The core myth, according to the authors, is that visionary companies must start with a great product and be pushed into the future by charismatic leaders. There are examples of that pattern, they admit: Johnson & Johnson, for one. But there are also just too many counterexamples--in fact, the majority of the "visionary" companies, including giants like 3M, Sony, and TI, don't fit the model. They were characterized by total lack of an initial business plan or key idea and by remarkably self-effacing leaders. Collins and Porras are much more impressed with something else they shared: an almost cult-like devotion to a "core ideology" or identity, and active indoctrination of employees into "ideologically commitment" to the company.
The comparison with the business "B"-team does tend to raise a significant methodological problem: which companies are to be counted as "visionary" in the first place? There's an air of circularity here, as if you achieve "visionary" status by ... achieving visionary status. So many roads lead to Rome that the book is less practical than it might appear. But that's exactly the point of an eloquent chapter on 3M. This wildly successful company had no master plan, little structure, and no prima donnas. Instead it had an atmosphere in which bright people were both keen to see the company succeed and unafraid to "try a lot of stuff and keep what works." --Richard Farr --This text refers to an out of print or unavailable edition of this title.

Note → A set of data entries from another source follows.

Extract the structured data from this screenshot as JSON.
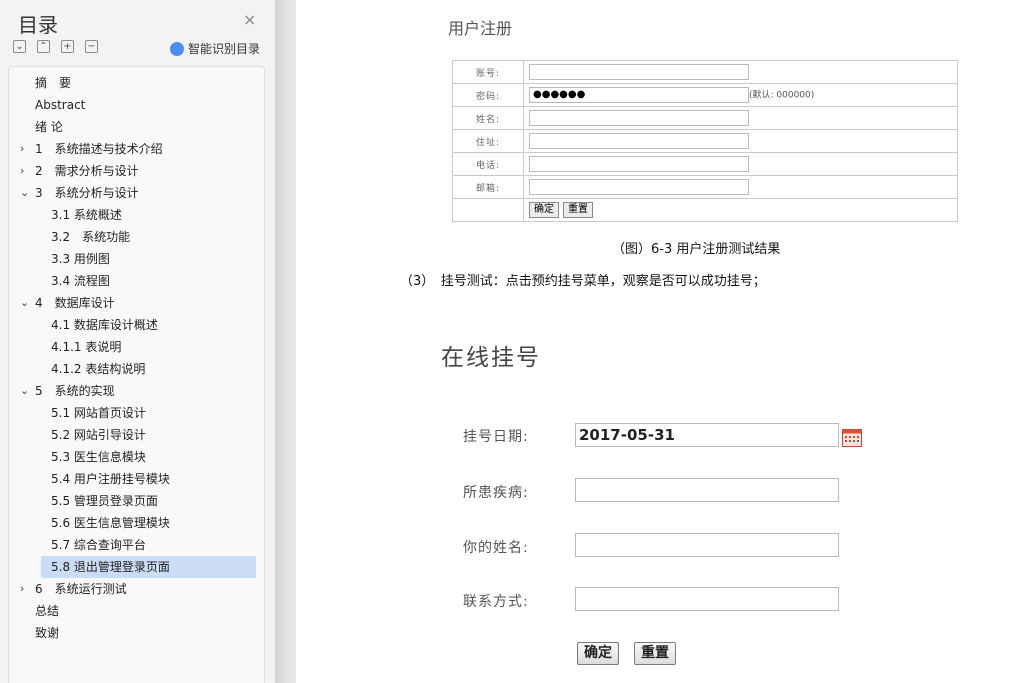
{
  "sidebar": {
    "title": "目录",
    "close_glyph": "×",
    "toolbar": {
      "collapse_all": "⌄",
      "expand_up": "⌃",
      "expand": "+",
      "collapse": "−",
      "ai_label": "智能识别目录"
    },
    "items": [
      {
        "label": "摘　要"
      },
      {
        "label": "Abstract"
      },
      {
        "label": "绪 论"
      },
      {
        "label": "1　系统描述与技术介绍",
        "arrow": "›"
      },
      {
        "label": "2　需求分析与设计",
        "arrow": "›"
      },
      {
        "label": "3　系统分析与设计",
        "arrow": "⌄"
      },
      {
        "label": "3.1 系统概述"
      },
      {
        "label": "3.2　系统功能"
      },
      {
        "label": "3.3 用例图"
      },
      {
        "label": "3.4 流程图"
      },
      {
        "label": "4　数据库设计",
        "arrow": "⌄"
      },
      {
        "label": "4.1 数据库设计概述"
      },
      {
        "label": "4.1.1 表说明"
      },
      {
        "label": "4.1.2 表结构说明"
      },
      {
        "label": "5　系统的实现",
        "arrow": "⌄"
      },
      {
        "label": "5.1 网站首页设计"
      },
      {
        "label": "5.2 网站引导设计"
      },
      {
        "label": "5.3 医生信息模块"
      },
      {
        "label": "5.4 用户注册挂号模块"
      },
      {
        "label": "5.5 管理员登录页面"
      },
      {
        "label": "5.6 医生信息管理模块"
      },
      {
        "label": "5.7 综合查询平台"
      },
      {
        "label": "5.8 退出管理登录页面"
      },
      {
        "label": "6　系统运行测试",
        "arrow": "›"
      },
      {
        "label": "总结"
      },
      {
        "label": "致谢"
      }
    ],
    "selected_index": 22
  },
  "document": {
    "reg_title": "用户注册",
    "reg_form": {
      "account_label": "账号:",
      "password_label": "密码:",
      "password_value": "●●●●●●",
      "password_hint": "(默认: 000000)",
      "name_label": "姓名:",
      "address_label": "住址:",
      "phone_label": "电话:",
      "email_label": "邮箱:",
      "ok": "确定",
      "reset": "重置"
    },
    "caption": "（图）6-3 用户注册测试结果",
    "paragraph": "（3）　挂号测试：点击预约挂号菜单，观察是否可以成功挂号；",
    "booking": {
      "title": "在线挂号",
      "date_label": "挂号日期:",
      "date_value": "2017-05-31",
      "disease_label": "所患疾病:",
      "name_label": "你的姓名:",
      "contact_label": "联系方式:",
      "ok": "确定",
      "reset": "重置"
    }
  },
  "colors": {
    "selected": "#cbdcf6",
    "ai_icon": "#4d8bf5"
  }
}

My wife and I each own small businesses and I am growing 2HIRE.US to hopefully out live me by another 100 years. I started with reading Tim's book "Good to Great". Read morePublished 1 month ago by Keith Kelchner
As a manager in a large company that is trying to reinvent itself, I found many parallels to both the visionary and non-visionary examples. Read morePublished 1 month ago by Amazon Customer
This book is as relevant today  as when it was written . Cuts through all the bull in management theory and studies exemplar companies and how they are run. Read morePublished 1 month ago by Bruce Birnberg
I've just finished reading the main four books by Jim Collins: Built to Last; Good to Great; How the Mighty Fall; and Great By Choice. Read morePublished 2 months ago by David G. Kent
Built to Last: Successful Habits of Visionary Companies (Harper Business Essentials)
To differentiate my review from the myriad others, I try to relate it to church and... Read more
Great book. Helped me to understand the culture of one of the companies highlighted in the book.Published 3 months ago by William Ross
One of the classics and very much enjoyed reading. Some of the companies may have gone down, but the underlying insights will live on.Published 3 months ago by Amazon Customer